(Items from a data source)
####
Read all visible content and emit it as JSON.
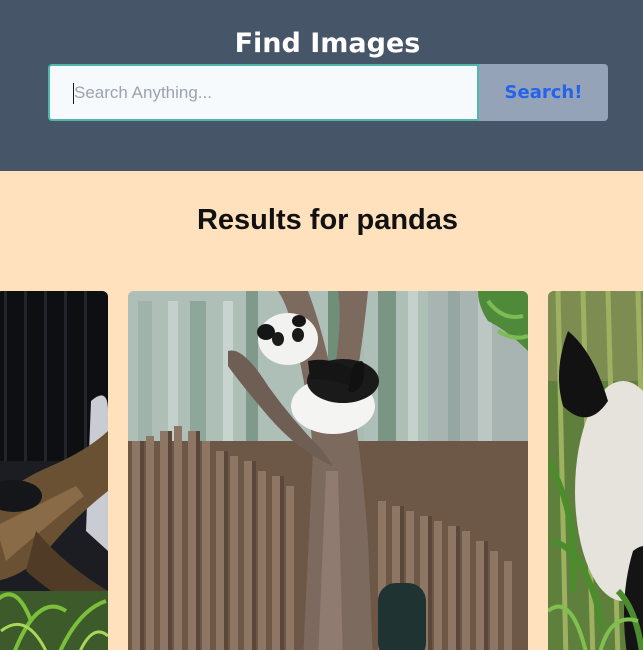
{
  "header": {
    "title": "Find Images",
    "search": {
      "placeholder": "Search Anything...",
      "value": ""
    },
    "search_button_label": "Search!"
  },
  "results": {
    "heading": "Results for pandas",
    "images": [
      {
        "subject": "panda on log (partially visible)"
      },
      {
        "subject": "panda resting in tree"
      },
      {
        "subject": "panda in bamboo (partially visible)"
      }
    ]
  }
}
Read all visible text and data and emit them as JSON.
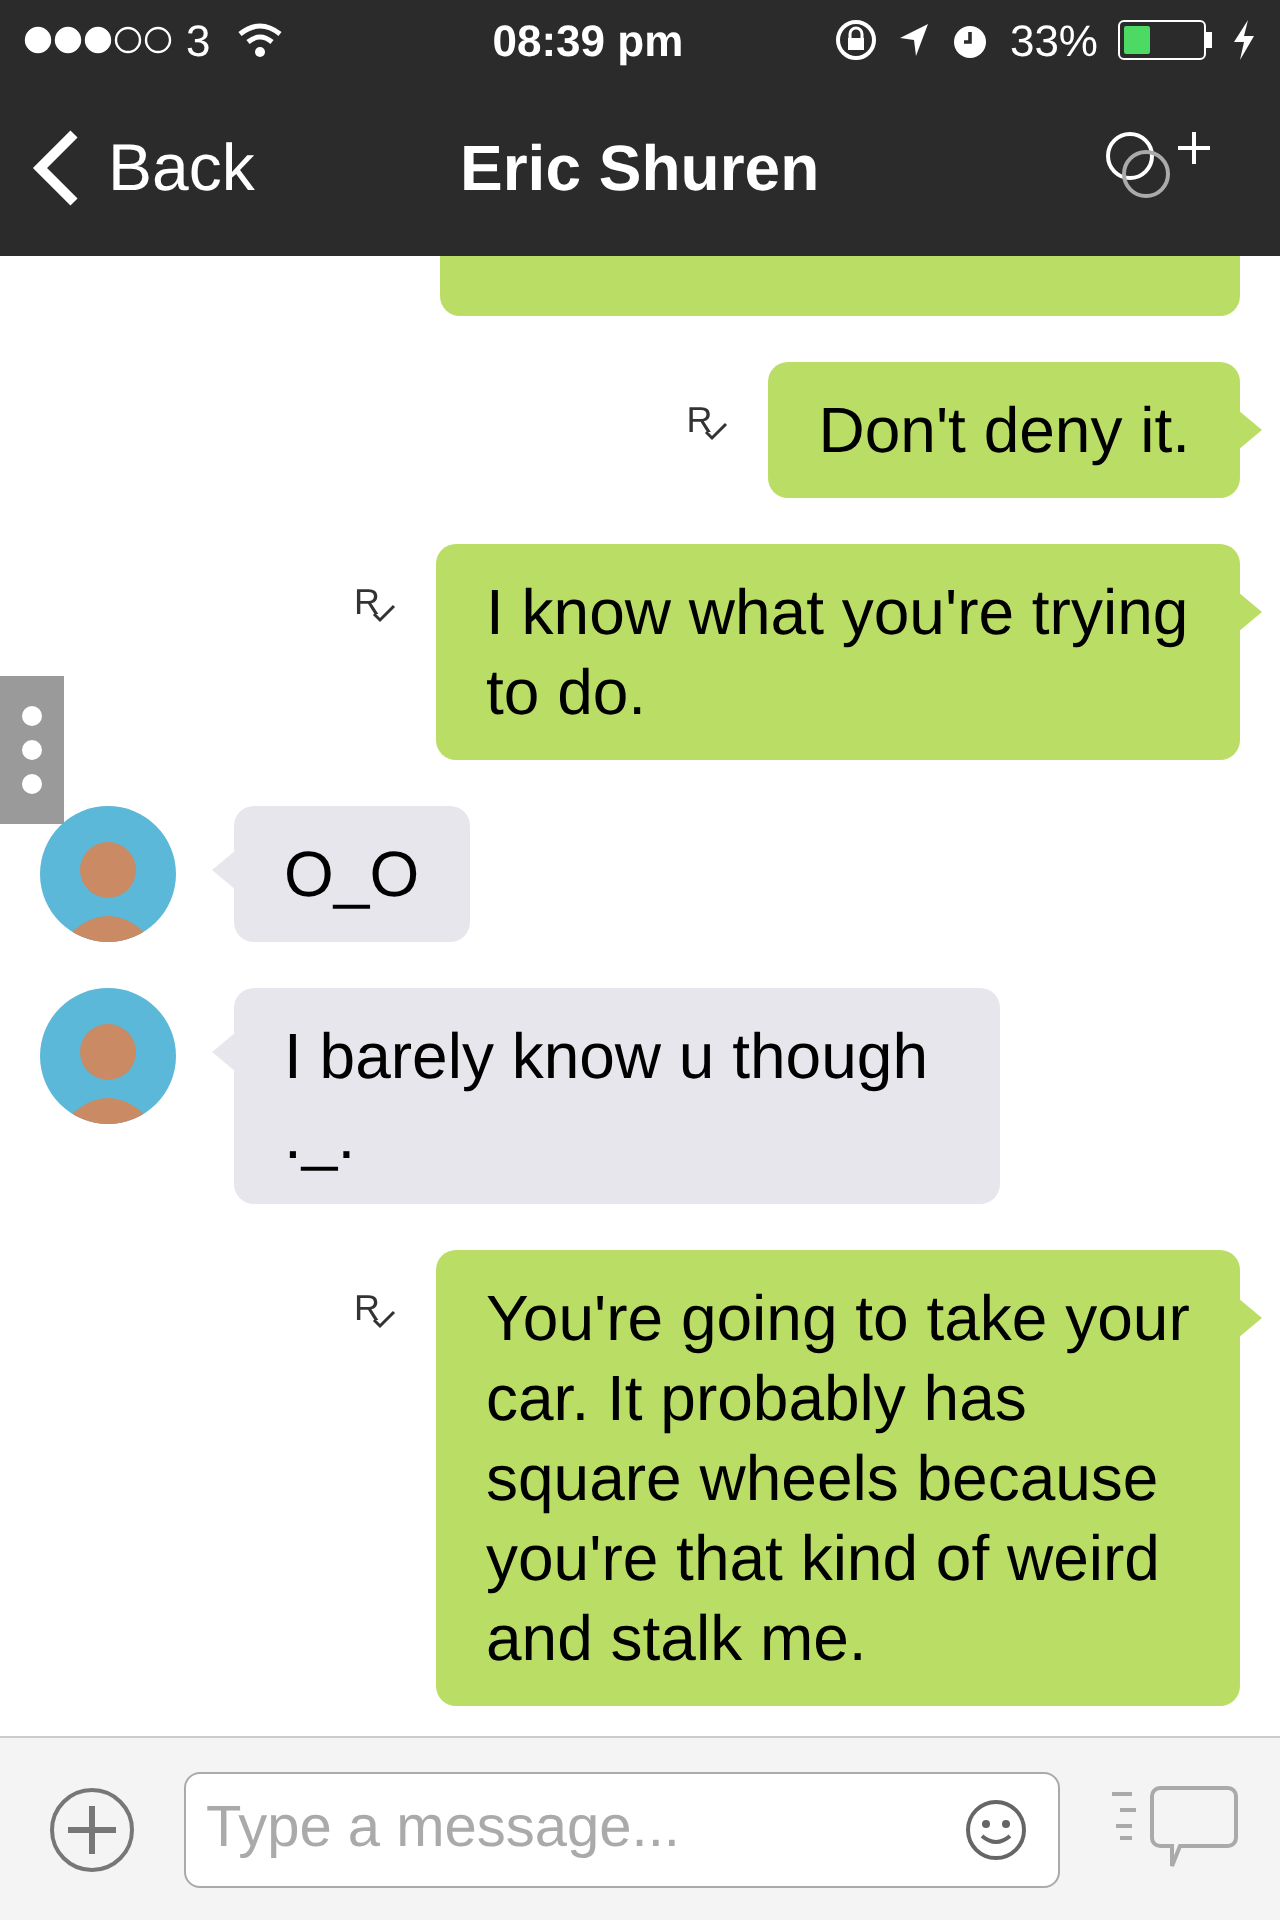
{
  "status_bar": {
    "carrier": "3",
    "time": "08:39 pm",
    "battery": "33%"
  },
  "nav": {
    "back": "Back",
    "title": "Eric Shuren"
  },
  "messages": [
    {
      "kind": "partial"
    },
    {
      "kind": "sent",
      "text": "Don't deny it.",
      "receipt": "R"
    },
    {
      "kind": "sent",
      "text": "I know what you're trying to do.",
      "receipt": "R"
    },
    {
      "kind": "received",
      "text": "O_O"
    },
    {
      "kind": "received",
      "text": "I barely know u though ._."
    },
    {
      "kind": "sent",
      "text": "You're going to take your car. It probably has square wheels because you're that kind of weird and stalk me.",
      "receipt": "R"
    }
  ],
  "composer": {
    "placeholder": "Type a message..."
  }
}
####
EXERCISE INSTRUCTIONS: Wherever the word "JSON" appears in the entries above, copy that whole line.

OUTPUT:
Read all visible content and emit it as JSON.
Read all visible text and data and emit them as JSON.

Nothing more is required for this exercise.